Search the records below for the word "title", then return every line where it appears.

===== RECORD EXCERPTS

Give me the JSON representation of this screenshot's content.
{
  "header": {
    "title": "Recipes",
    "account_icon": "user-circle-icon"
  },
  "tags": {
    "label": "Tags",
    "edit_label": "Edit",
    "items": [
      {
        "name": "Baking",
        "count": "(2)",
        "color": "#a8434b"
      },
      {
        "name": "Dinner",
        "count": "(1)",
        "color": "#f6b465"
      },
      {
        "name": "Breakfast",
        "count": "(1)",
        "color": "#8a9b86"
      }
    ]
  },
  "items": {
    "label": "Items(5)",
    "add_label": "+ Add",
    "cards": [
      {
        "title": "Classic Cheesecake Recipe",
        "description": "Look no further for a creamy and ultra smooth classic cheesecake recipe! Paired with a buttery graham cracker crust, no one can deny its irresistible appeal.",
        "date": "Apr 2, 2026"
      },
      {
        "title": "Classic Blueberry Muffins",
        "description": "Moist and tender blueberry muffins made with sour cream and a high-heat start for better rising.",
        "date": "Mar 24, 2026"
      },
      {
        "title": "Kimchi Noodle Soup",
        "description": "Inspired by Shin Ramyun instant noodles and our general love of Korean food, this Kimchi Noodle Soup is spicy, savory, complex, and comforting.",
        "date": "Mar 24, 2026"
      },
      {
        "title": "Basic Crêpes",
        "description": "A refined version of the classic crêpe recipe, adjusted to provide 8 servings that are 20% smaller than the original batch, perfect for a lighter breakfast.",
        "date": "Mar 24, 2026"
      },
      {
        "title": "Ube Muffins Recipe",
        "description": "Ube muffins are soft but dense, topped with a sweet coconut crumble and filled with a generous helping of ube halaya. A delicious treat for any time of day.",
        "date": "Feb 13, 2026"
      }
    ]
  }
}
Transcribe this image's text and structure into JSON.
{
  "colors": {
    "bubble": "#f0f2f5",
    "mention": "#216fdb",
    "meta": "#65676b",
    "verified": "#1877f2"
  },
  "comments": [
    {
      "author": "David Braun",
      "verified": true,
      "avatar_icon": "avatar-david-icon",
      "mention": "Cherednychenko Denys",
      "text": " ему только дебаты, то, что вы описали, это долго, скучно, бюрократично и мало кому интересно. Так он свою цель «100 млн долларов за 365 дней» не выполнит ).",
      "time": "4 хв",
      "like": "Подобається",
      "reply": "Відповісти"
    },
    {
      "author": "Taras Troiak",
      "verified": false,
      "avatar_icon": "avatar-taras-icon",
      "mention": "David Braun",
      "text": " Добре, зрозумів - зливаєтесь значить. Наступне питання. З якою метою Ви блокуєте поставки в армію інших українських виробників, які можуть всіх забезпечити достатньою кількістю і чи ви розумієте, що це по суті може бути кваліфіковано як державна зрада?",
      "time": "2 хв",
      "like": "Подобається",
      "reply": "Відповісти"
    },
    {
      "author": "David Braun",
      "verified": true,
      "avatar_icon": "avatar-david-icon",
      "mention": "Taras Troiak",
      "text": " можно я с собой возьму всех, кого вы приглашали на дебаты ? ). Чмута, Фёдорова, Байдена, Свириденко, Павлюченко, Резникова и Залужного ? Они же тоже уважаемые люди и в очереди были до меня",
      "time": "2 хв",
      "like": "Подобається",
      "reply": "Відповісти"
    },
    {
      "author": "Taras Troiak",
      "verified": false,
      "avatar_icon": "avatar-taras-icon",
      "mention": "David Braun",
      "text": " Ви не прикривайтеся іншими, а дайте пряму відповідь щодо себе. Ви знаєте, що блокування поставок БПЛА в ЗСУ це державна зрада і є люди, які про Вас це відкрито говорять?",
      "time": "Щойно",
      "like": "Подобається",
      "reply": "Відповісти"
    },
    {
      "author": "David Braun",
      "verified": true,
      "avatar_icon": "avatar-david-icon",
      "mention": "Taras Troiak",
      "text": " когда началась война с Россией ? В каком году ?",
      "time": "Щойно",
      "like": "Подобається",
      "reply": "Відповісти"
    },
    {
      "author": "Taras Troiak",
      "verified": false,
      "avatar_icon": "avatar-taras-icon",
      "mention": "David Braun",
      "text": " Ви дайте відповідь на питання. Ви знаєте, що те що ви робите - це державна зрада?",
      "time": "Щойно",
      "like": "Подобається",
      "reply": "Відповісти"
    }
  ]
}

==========

▸ **WRITTEN SOLUTION**
    "title": "Recipes",
        "title": "Classic Cheesecake Recipe",
        "title": "Classic Blueberry Muffins",
        "title": "Kimchi Noodle Soup",
        "title": "Basic Crêpes",
        "title": "Ube Muffins Recipe",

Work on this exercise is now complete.